Karthik Kochuparambil is a master of adaptation.
Eight years ago, he and his family moved to the United States from India, and it didn’t take long for him fit right in and start making friends in his new home. One thing he brought from India was his love for running: He was into short-distance races, mostly in the 100-meter dash, drawn by the adrenaline rush of the short burst of speed.
When he moved to Forsyth County as a middle schooler, though, that path started to shift. Then-Piney Grove Middle School track and field coach Robert Oswald saw potential in him as a distance runner, and soon, he was running the 800-meter event. But when he subsequently began to try his hand at cross country that year, his knack for adapting was put to the test.

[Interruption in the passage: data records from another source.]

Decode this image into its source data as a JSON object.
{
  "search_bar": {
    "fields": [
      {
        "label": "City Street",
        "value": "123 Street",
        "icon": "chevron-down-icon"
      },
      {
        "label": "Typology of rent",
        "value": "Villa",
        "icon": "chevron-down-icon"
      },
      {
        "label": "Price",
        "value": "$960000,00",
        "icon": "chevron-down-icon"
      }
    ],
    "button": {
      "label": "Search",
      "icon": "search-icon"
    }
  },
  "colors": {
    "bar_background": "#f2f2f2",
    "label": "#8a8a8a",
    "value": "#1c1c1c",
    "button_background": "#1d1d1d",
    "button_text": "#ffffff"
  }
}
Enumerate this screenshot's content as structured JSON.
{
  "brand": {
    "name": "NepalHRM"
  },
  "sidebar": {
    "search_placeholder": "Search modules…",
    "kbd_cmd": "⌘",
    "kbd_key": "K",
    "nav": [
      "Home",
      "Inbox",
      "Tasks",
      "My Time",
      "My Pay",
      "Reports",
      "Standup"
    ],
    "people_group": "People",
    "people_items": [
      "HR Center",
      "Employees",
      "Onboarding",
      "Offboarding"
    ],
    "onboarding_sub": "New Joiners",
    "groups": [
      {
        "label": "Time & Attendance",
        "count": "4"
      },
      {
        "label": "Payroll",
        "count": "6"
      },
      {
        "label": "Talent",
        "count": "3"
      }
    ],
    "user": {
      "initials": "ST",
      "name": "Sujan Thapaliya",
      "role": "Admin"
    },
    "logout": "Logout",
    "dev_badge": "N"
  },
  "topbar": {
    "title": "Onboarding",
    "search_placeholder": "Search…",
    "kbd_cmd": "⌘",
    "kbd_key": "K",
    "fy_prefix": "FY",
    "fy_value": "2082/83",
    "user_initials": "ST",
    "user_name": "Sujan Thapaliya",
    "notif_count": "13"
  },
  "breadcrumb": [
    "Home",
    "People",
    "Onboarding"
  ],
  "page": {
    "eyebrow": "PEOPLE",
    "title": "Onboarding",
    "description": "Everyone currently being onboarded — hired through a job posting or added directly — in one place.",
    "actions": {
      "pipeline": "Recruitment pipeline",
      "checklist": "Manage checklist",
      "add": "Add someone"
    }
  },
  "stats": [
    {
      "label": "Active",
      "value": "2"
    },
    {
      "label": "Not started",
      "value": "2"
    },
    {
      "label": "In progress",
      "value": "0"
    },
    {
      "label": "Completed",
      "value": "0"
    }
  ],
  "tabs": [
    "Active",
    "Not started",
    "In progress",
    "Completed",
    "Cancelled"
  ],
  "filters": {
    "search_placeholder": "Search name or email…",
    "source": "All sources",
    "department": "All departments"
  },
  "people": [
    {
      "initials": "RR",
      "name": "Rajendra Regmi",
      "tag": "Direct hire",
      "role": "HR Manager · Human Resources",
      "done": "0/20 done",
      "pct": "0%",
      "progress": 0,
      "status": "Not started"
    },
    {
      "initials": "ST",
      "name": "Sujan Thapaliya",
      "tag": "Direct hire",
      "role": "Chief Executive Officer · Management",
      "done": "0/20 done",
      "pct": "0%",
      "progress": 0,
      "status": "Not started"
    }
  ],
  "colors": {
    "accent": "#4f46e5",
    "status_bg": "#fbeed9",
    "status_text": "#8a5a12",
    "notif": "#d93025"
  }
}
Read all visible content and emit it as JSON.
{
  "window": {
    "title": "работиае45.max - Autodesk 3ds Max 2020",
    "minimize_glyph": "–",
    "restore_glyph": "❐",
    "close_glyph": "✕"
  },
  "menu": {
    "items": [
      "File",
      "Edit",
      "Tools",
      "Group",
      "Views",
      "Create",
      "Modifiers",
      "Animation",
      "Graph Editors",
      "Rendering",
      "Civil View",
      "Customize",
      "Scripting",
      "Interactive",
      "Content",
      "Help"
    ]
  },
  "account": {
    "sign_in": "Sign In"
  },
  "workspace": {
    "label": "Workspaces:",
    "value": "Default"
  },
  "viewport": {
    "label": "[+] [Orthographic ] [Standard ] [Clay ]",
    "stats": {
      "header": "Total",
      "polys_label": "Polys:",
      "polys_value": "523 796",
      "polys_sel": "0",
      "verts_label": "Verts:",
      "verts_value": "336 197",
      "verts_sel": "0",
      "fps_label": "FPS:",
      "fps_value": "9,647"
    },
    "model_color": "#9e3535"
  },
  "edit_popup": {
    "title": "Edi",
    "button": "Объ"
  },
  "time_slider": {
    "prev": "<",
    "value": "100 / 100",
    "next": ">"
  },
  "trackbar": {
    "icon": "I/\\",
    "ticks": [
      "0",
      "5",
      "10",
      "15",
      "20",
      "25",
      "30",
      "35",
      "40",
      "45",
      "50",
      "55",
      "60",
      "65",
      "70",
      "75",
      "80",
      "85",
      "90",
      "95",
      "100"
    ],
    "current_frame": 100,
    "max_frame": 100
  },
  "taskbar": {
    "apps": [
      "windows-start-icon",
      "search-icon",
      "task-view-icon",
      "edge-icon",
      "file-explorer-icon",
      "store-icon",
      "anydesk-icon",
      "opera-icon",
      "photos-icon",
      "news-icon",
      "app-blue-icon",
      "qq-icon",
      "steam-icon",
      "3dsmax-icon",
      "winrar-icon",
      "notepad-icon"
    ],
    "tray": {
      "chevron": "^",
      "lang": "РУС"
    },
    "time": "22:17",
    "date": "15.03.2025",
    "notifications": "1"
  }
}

“I remember at the first practice, I just went all out,” Kochuparambil said. “We were supposed to do four miles and the first time, I went and burned myself out. I was like, ‘We're done, right?’, and the coaches were like, ‘No, buddy, we've got three more.’”
Now a junior at Denmark a few years after that rude awakening, Kochuparambil has morphed into one of the county’s faster distance runners, but the Danes feel like he’s only scratched the surface of what he’s capable of. Almost a year after finishing in the top 10 at the Class 4A state meet last November, Kochuparambil is looking to push himself further than where pure talent alone can take him.
“He just glides when he runs,” Denmark cross country coach Ty Brown said. “I don't know if he realizes how good he is, but you watch the way he runs compared to other runners and it's just smooth, almost effortless. He's also very laid back – he's not over the top, he's not one of those kids who stresses about his training or his performance, but he's very competitive. Once he gets into a race, he's focused on the finish line and trying to beat the guys around him.”
Sometimes, that laid-back nature can be a detriment. Kochuparambil feels like he could have done more summer running than he actually did before this season, for example. But in the midst of an actual race, his mind is always focused on pushing further and further.
The first time he felt that type of competitive fire was during the middle school state meet at Piney Grove. His friends’ dad was the coach of another team also running in the event, and he told Kochuparambil not to try pacing with his best runner, warning that he might get worn out.
“That really got in my head that day,” Kochuparambil said. “I went out there and pushed myself to the limit and beat the best guy out there. I made it into the top 10 – that guy was right next to me. It was the first reason why I pushed myself so much.”
He continued running cross country in his freshman year at South Forsyth, and he enjoyed his time there, helping the War Eagles win third place at state that year with a group that he’d become really close with.
But just when he was gearing up for his second season with South, he found out that he’d have to leave for Denmark, and he didn’t take the news well.
“I didn't want to run cross country here at all,” Kochuparambil said. “I just didn't know anyone. I was just so mad that I had to move here. I was super frustrated.”
But he wasn’t going to just quit. He continued to run at Denmark, but initially, the results reflected his lack of enthusiasm. At his first race with his new school, he posted his worst time ever at around 19 minutes.
But as the year went on, he began to warm up to his new teammates, particularly then-freshman Ethan Ashley, another one of Denmark’s best runners. Despite his youth, he knows how to push Kochuparambil, as he’s done when the stakes are the highest.
“He was the reason I actually placed (top 10) at state last year,” Kochuparambil said. “He was in front of me for the first lap and the second lap comes and he turns around and he's like, ‘Karthik, where are you?’ I'm like, ‘What? You're screaming at me at a state race, you understand that, right?’”
Kochuparambil placed 10th in the Class 4A state race in Carrollton and third in Region 7-4A, and in track, he placed second in the 800- and 1600-meter runs at the state meet. He sees himself as a better track athlete, but enjoys cross country more for its more social nature. Now fully invested as a Denmark runner, he and his school are excited to see what heights he can reach.
“I don't think any of us really knows how fast he could go,” Brown said. “He can probably have a phenomenal 5K time that wouldn't just be impressive in our area, but in the state and in the southeast.“A lot of that's just up to him. It's what kind of training he's willing to do. He has so much raw talent.”